Trial ordered in West Brownsville child rape case
By Jeff Pikulsky
Published: Thursday, Oct. 13, 2011,
A former West Brownsville man Wednesday was ordered to stand trial for the alleged rape of a 7-year-old girl.
The alleged victim testified during a preliminary hearing that Caleb Kenion "Teo" Ramey, 29, of 221 Center St., Burgettstown - on more than one occasion - got her out of bed at his former Main Street home in West Brownsville and performed sex acts on her in a bathroom.
The hearing took place in Washington County Central Court before Magisterial District Judge Robert Redlinger, of Washington, Pa.
While the girl could not pinpoint times of the alleged offenses, she told Assistant District Attorney Traci McDonald that Ramey bound her hands and feet with Duct tape, "more than once."
Asked by McDonald why she didn't scream during the alleged encounters, the girl said she couldn't because her mouth was taped shut.
The girl testified that Ramey instructed her not to scream.
She testified that Ramey also whipped her with his hand and with a belt "over and under her clothing."
The girl claimed the assaults occurred while others in the house slept.
On Aug. 31, the girl told a social worker at UPMC Mercy Hospital in Pittsburgh about the alleged assaults, according to an affidavit of probable cause filed with Magisterial District Judge Joshua Kanalis in Centerville.
West Brownsville Police Officer Thomas O'Barto testified that on Sept 2, he interviewed Ramey, who declined to provide a written statement.
O'Barto said he interviewed the girl Sept. 21 at her Clarksville home.
He said the girl's parents are deceased, adding she has been living in Clarksville with foster parents.
The girl testified that she has known Ramey all of her life and that she occasionally slept at his house.
Ramey was charged with felony counts of rape of a child, involuntary deviate sexual intercourse, aggravated indecent assault of a child, indecent assault of a person less than 13 years of age, endangering the welfare of a child, kidnap to inflict injury/terror, unlawful restraint and false imprisonment.
He was charged with misdemeanor counts of indecent exposure, recklessly endangering another person and terroristic threats.
Defense attorney David Chunko, of Washington, Pa., asked Redlinger to dismiss all charges and asked that Ramey be placed on an unsecured bond because his family is reliant on his income from work.
McDonald argued that the bond should not be revoked because Ramey was heard saying at his arraignment that he was "going to find them."
The judge reduced the bond from $500,000 to $100,000.
Show commenting policy
TribLive commenting policy
You are solely responsible for your comments and by using TribLive.com you agree to our Terms of Service.
We moderate comments.

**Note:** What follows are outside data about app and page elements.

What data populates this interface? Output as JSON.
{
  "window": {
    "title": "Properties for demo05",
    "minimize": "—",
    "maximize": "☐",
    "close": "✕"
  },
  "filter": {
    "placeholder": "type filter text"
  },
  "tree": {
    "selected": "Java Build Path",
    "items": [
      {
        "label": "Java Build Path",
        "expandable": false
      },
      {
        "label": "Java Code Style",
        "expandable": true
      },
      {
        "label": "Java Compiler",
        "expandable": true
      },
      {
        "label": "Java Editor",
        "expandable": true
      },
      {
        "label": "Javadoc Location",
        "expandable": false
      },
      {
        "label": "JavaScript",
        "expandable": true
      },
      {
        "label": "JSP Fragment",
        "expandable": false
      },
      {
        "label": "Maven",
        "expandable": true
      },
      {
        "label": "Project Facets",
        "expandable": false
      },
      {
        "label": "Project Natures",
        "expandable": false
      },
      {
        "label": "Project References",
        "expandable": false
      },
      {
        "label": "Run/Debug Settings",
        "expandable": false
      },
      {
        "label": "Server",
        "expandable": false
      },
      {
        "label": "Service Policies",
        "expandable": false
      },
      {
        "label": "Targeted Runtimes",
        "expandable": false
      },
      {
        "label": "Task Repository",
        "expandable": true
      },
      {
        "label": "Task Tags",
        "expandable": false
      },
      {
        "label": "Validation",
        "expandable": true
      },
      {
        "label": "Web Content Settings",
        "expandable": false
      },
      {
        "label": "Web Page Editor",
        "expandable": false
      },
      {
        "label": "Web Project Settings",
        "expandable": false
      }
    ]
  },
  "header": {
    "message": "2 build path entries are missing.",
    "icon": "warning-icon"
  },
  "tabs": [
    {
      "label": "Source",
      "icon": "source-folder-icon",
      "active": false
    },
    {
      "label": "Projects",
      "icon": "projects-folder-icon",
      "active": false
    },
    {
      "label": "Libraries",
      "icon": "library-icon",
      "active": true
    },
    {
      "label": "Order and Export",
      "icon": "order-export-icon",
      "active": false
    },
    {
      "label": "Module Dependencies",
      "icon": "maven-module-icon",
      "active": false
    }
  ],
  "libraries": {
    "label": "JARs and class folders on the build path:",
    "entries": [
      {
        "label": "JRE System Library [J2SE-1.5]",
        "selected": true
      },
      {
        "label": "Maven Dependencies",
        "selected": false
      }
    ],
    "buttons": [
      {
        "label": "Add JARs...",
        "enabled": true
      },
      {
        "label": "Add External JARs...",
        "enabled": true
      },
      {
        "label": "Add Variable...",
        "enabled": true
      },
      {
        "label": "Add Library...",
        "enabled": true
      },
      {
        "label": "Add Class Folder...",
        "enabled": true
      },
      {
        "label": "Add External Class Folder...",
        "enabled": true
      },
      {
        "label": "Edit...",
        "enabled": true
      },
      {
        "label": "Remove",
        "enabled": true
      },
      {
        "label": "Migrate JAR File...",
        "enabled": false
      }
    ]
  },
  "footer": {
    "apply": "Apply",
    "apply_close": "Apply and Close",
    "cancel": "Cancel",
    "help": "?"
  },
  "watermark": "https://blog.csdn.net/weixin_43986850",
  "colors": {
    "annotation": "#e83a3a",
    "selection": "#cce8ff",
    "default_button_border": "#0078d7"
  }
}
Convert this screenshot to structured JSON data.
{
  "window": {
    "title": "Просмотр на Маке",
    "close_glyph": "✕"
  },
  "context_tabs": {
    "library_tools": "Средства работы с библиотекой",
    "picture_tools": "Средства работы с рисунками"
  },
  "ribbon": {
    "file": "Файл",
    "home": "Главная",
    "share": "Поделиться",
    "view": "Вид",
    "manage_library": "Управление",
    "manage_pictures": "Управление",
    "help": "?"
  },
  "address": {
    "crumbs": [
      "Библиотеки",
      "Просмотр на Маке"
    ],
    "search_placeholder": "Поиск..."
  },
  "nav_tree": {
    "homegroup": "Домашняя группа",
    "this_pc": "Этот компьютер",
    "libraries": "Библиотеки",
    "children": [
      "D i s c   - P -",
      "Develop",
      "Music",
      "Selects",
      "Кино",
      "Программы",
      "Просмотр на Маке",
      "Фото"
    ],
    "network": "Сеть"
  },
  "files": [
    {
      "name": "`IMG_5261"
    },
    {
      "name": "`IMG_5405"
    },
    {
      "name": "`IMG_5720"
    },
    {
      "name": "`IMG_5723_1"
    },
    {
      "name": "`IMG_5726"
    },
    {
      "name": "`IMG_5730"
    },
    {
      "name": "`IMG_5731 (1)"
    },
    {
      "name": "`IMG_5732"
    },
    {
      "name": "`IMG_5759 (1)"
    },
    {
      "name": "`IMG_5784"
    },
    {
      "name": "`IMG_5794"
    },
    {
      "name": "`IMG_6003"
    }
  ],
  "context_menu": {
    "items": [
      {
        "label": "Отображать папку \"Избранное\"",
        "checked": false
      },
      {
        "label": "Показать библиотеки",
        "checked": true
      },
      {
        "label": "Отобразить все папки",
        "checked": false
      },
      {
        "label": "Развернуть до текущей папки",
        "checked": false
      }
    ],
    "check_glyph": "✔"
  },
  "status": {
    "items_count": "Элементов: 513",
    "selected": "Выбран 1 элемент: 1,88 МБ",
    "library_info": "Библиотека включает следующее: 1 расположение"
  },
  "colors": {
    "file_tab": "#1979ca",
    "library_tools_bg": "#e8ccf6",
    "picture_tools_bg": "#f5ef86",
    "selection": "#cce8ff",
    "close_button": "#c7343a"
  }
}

Our goal is to provide substantive commentary for a general readership. By screening submissions, we provide a space where readers can share intelligent and informed commentary that enhances the quality of our news and information.
While most comments will be posted if they are on-topic and not abusive, moderating decisions are subjective. We will make them as carefully and consistently as we can. Because of the volume of reader comments, we cannot review individual moderation decisions with readers.
We value thoughtful comments representing a range of views that make their point quickly and politely. We make an effort to protect discussions from repeated comments either by the same reader or different readers.
We follow the same standards for taste as the daily newspaper. A few things we won't tolerate: personal attacks, obscenity, vulgarity, profanity (including expletives and letters followed by dashes), commercial promotion, impersonations, incoherence, proselytizing and SHOUTING. Don't include URLs to Web sites.
We do not edit comments. They are either approved or deleted. We reserve the right to edit a comment that is quoted or excerpted in an article. In this case, we may fix spelling and punctuation.
We welcome strong opinions and criticism of our work, but we don't want comments to become bogged down with discussions of our policies and we will moderate accordingly.
We appreciate it when readers and people quoted in articles or blog posts point out errors of fact or emphasis and will investigate all assertions. But these suggestions should be sent via e-mail. To avoid distracting other readers, we won't publish comments that suggest a correction. Instead, corrections will be made in a blog post or in an article.